It’s encouraging to hear how many people really love this book. I think it offers some great strategies for parents, and like you said, these strategies work incredibly well with friends and spouses as well. Thanks so much for sharing your experience with this book!
Man, having toddlers is no joke. Your tips (as usual) are spot on, and actually they remind me of one of my all time favorite parenting books, How to Talk So Kids Will Listen (and Listen So Kids Will Talk). Have you ever read that? I know you’d love it.
I’m a big fan of mirroring, validating your kids’ feelings. That helps a lot. The funny thing is that my husband and I find ourselves doing it for each other and we’re on to each other’s tricks! It doesn’t work quite as well on grownups. You have to work harder to be authentic– but it’s still nice!
Sadly toddlers are not a joke. It would be a lot funnier if it were. I need to read that book…how to talk so your kids will listen. I have a huge stack that I want to read. Never enough time. Never enough. I’ve had a few people tell me they use this on adults as well. Ha. I think they are just great tips for communication in general.
Thanks for stopping by!

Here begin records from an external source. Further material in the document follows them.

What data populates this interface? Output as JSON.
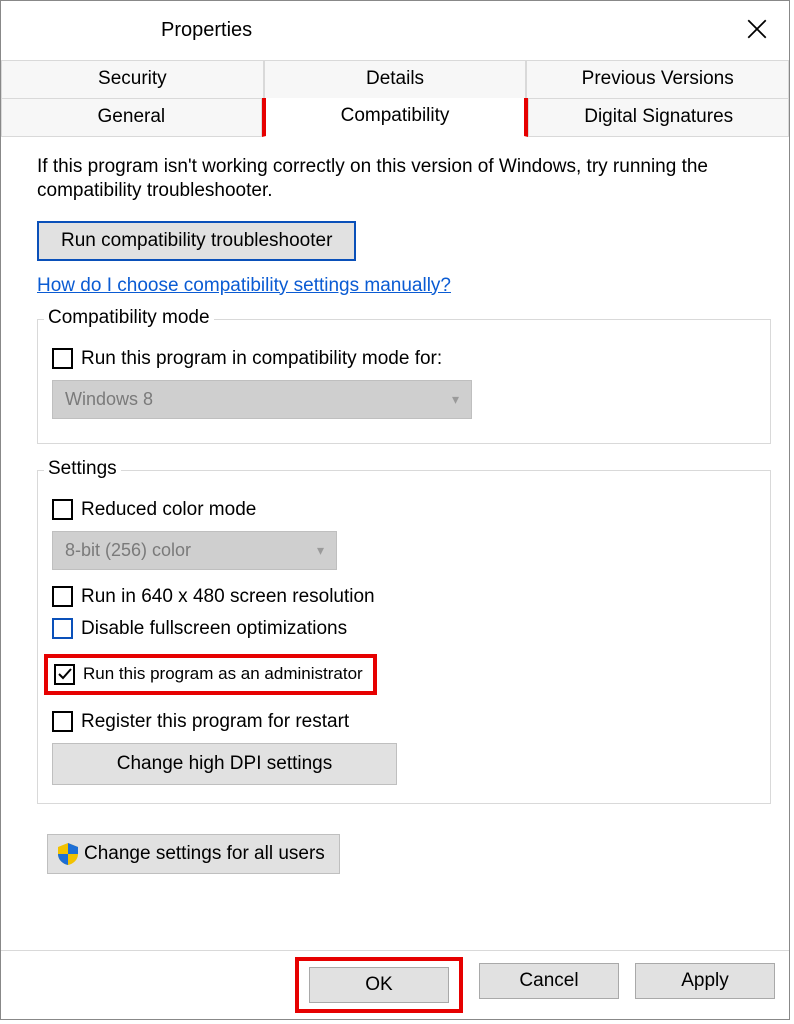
{
  "window": {
    "title": "Properties"
  },
  "tabs": {
    "row1": [
      "Security",
      "Details",
      "Previous Versions"
    ],
    "row2": [
      "General",
      "Compatibility",
      "Digital Signatures"
    ],
    "active": "Compatibility"
  },
  "intro": "If this program isn't working correctly on this version of Windows, try running the compatibility troubleshooter.",
  "troubleshooter_button": "Run compatibility troubleshooter",
  "help_link": "How do I choose compatibility settings manually?",
  "compat_mode": {
    "legend": "Compatibility mode",
    "checkbox_label": "Run this program in compatibility mode for:",
    "checked": false,
    "select_value": "Windows 8"
  },
  "settings": {
    "legend": "Settings",
    "reduced_color": {
      "label": "Reduced color mode",
      "checked": false
    },
    "color_select_value": "8-bit (256) color",
    "lowres": {
      "label": "Run in 640 x 480 screen resolution",
      "checked": false
    },
    "disable_fullscreen": {
      "label": "Disable fullscreen optimizations",
      "checked": false
    },
    "run_as_admin": {
      "label": "Run this program as an administrator",
      "checked": true
    },
    "register_restart": {
      "label": "Register this program for restart",
      "checked": false
    },
    "dpi_button": "Change high DPI settings"
  },
  "all_users_button": "Change settings for all users",
  "footer": {
    "ok": "OK",
    "cancel": "Cancel",
    "apply": "Apply"
  }
}
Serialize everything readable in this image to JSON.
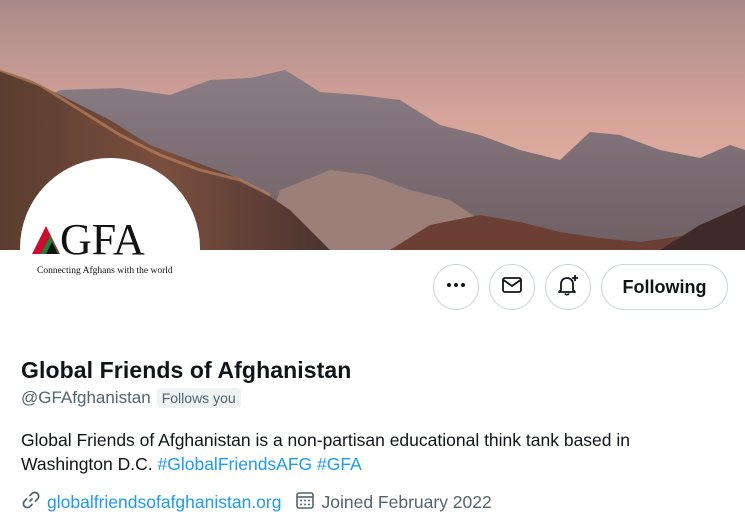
{
  "profile": {
    "avatar": {
      "logo_text": "GFA",
      "tagline": "Connecting Afghans with the world"
    },
    "display_name": "Global Friends of Afghanistan",
    "handle": "@GFAfghanistan",
    "follows_you": "Follows you",
    "bio_text": "Global Friends of Afghanistan is a non-partisan educational think tank based in Washington D.C. ",
    "bio_hashtags": [
      "#GlobalFriendsAFG",
      "#GFA"
    ],
    "website": "globalfriendsofafghanistan.org",
    "joined": "Joined February 2022"
  },
  "actions": {
    "more_icon": "more-horizontal-icon",
    "message_icon": "envelope-icon",
    "notify_icon": "bell-plus-icon",
    "follow_label": "Following"
  },
  "colors": {
    "link": "#1d9bf0",
    "text": "#0f1419",
    "secondary": "#536471",
    "border": "#cfd9de"
  }
}
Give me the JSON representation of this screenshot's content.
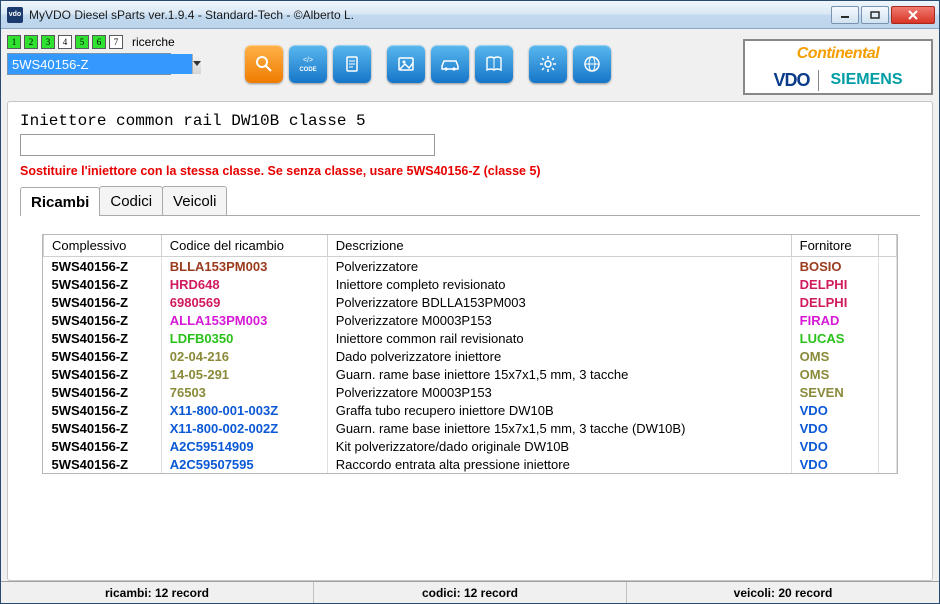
{
  "title": "MyVDO Diesel sParts  ver.1.9.4  -  Standard-Tech  -   ©Alberto L.",
  "history": {
    "label": "ricerche",
    "items": [
      "1",
      "2",
      "3",
      "4",
      "5",
      "6",
      "7"
    ],
    "active": [
      0,
      1,
      2,
      4,
      5
    ]
  },
  "search": {
    "value": "5WS40156-Z"
  },
  "logos": {
    "continental": "Continental",
    "vdo": "VDO",
    "siemens": "SIEMENS"
  },
  "item": {
    "title": "Iniettore common rail DW10B classe 5",
    "input": "",
    "warning": "Sostituire l'iniettore con la stessa classe. Se senza classe, usare 5WS40156-Z (classe 5)"
  },
  "tabs": [
    {
      "label": "Ricambi",
      "active": true
    },
    {
      "label": "Codici",
      "active": false
    },
    {
      "label": "Veicoli",
      "active": false
    }
  ],
  "table": {
    "headers": [
      "Complessivo",
      "Codice del ricambio",
      "Descrizione",
      "Fornitore"
    ],
    "rows": [
      {
        "comp": "5WS40156-Z",
        "code": "BLLA153PM003",
        "desc": "Polverizzatore",
        "supp": "BOSIO",
        "codeClass": "c-brown",
        "suppClass": "c-brown"
      },
      {
        "comp": "5WS40156-Z",
        "code": "HRD648",
        "desc": "Iniettore completo revisionato",
        "supp": "DELPHI",
        "codeClass": "c-crimson",
        "suppClass": "c-crimson"
      },
      {
        "comp": "5WS40156-Z",
        "code": "6980569",
        "desc": "Polverizzatore BDLLA153PM003",
        "supp": "DELPHI",
        "codeClass": "c-crimson",
        "suppClass": "c-crimson"
      },
      {
        "comp": "5WS40156-Z",
        "code": "ALLA153PM003",
        "desc": "Polverizzatore M0003P153",
        "supp": "FIRAD",
        "codeClass": "c-magenta",
        "suppClass": "c-magenta"
      },
      {
        "comp": "5WS40156-Z",
        "code": "LDFB0350",
        "desc": "Iniettore common rail revisionato",
        "supp": "LUCAS",
        "codeClass": "c-lime",
        "suppClass": "c-lime"
      },
      {
        "comp": "5WS40156-Z",
        "code": "02-04-216",
        "desc": "Dado polverizzatore iniettore",
        "supp": "OMS",
        "codeClass": "c-olive",
        "suppClass": "c-olive"
      },
      {
        "comp": "5WS40156-Z",
        "code": "14-05-291",
        "desc": "Guarn. rame base iniettore 15x7x1,5 mm, 3 tacche",
        "supp": "OMS",
        "codeClass": "c-olive",
        "suppClass": "c-olive"
      },
      {
        "comp": "5WS40156-Z",
        "code": "76503",
        "desc": "Polverizzatore M0003P153",
        "supp": "SEVEN",
        "codeClass": "c-olive",
        "suppClass": "c-olive"
      },
      {
        "comp": "5WS40156-Z",
        "code": "X11-800-001-003Z",
        "desc": "Graffa tubo recupero iniettore DW10B",
        "supp": "VDO",
        "codeClass": "c-blue",
        "suppClass": "c-blue"
      },
      {
        "comp": "5WS40156-Z",
        "code": "X11-800-002-002Z",
        "desc": "Guarn. rame base iniettore 15x7x1,5 mm, 3 tacche (DW10B)",
        "supp": "VDO",
        "codeClass": "c-blue",
        "suppClass": "c-blue"
      },
      {
        "comp": "5WS40156-Z",
        "code": "A2C59514909",
        "desc": "Kit polverizzatore/dado originale DW10B",
        "supp": "VDO",
        "codeClass": "c-blue",
        "suppClass": "c-blue"
      },
      {
        "comp": "5WS40156-Z",
        "code": "A2C59507595",
        "desc": "Raccordo entrata alta pressione iniettore",
        "supp": "VDO",
        "codeClass": "c-blue",
        "suppClass": "c-blue"
      }
    ]
  },
  "status": {
    "ricambi": "ricambi: 12 record",
    "codici": "codici: 12 record",
    "veicoli": "veicoli: 20 record"
  }
}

I am familiar with technique number 2, but I’ve never heard someone reference it as storytelling. I like that! I think it has the potential for making it easier to remember in the moment with a child.
Natasha @ anxious toddlers
This is a well written and helpful article on how to help a toddler handle their emotions!!
Hi, we just made a nearly 1,000 mile move out of state and my nearly 3 yr old is having a rough time dealing with missing his family (mostly gma) & where we lived. He keeps telling me he want to go home. I’m having a hard time not feeling guilty about it.